An ASL learner asked for an explanation on how concepts are expressed in ASL using the prepositions "into" and "to" in English. Below is a few sentences that are translated into ASL with explanation.
Some ASL verbs are plain and some verbs are modified. The preposition "into" or "to" are pretty much integrated into many ASL verbs (predicates).
Gloss: frog CL:disappear+appear prince.
English translation: The frog turned into a prince.
The preposition into is used in English in this sentence. But, there is no preposition in this ASL sentence (translation). It simply uses a plain verb in this ASL sentence.
Gloss: room[t] i enter.
English translation: I went into the room.
The preposition into is used in this English sentence but it is not used in this ASL sentence. Its verb is equivalent to enter which itself means "to come into".
This OSV (Object-Subject-Verb) sentence is an example of using the "topic-comment" structure in an ASL sentence. The part room is the topic where the eyebrows are raised and the last part i enter is the comment.
Gloss: i go-to store.
English translation: I went to the store.
Unlike the phrasal verb went to in English, the preposition in this ASL sentence is integrated in a single phrasal verb go-to, which is an indicating verb. The signer cannot sign both go-to and to in ASL because that would be redundant.
Gloss: i go-out-to dinner.
English translation: I went to dinner. or I went out to dinner.
Like the indicating verb go-to above, the ASL modified verb go-out-to appears to be a single verb but the preposition is integrated with this verb. This indicating verb contains a referential space, direction, and movement. The "dinner" part is an ASL compound word.
Gloss: book[t] i-give-to-hir.
English translation: I gave the book to him. or I give him the book.
The signed noun book is the direct object and hir (neutral gender) is the indirect object. The modified verb give contains the verb and the preposition. The preposition is incorporated into a classifier predicate or agreement verb.
The structure in this ASL sentence is more related to I give him the book than I give the book to him. The difference is only a position of the word "book", transcribed as The book, I give him. This OSV sentence is known as a "topic-comment" structure.
The signed noun book is the topic and the rest of the sentence is the predicate or comment. This is the "topic-comment" structure (known as "topicalization).

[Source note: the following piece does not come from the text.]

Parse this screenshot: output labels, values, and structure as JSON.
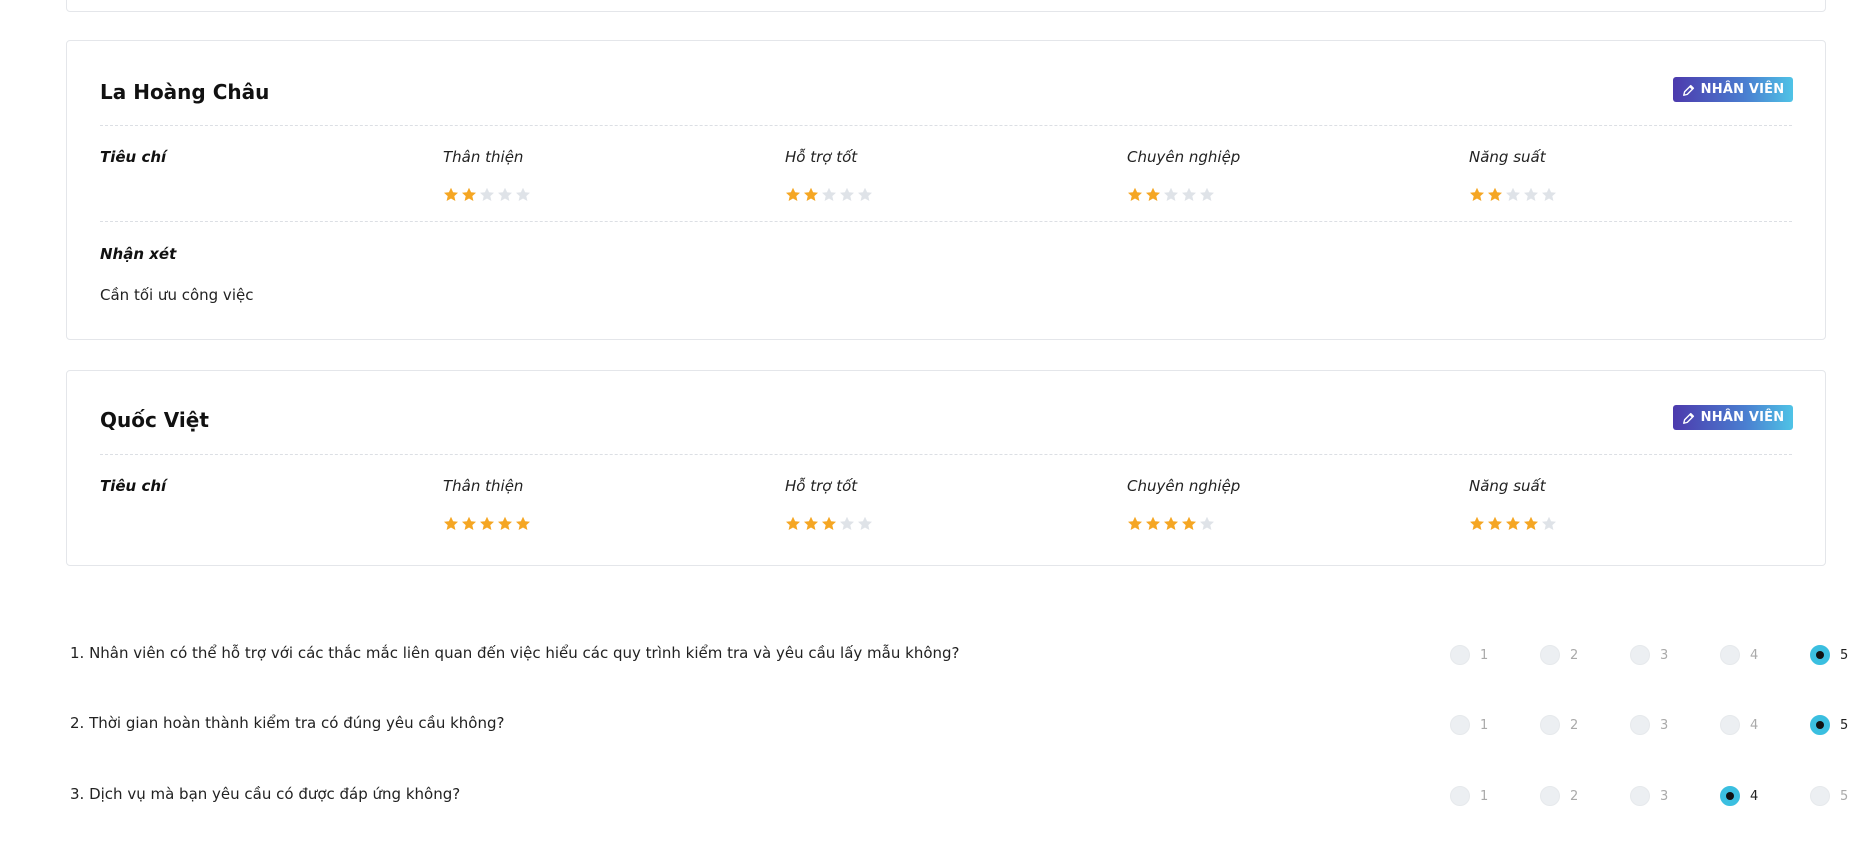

The concepts between ASL and English are equivalent but how words and grammar are constructed are different.
Related tutorials: prepositions in sign language.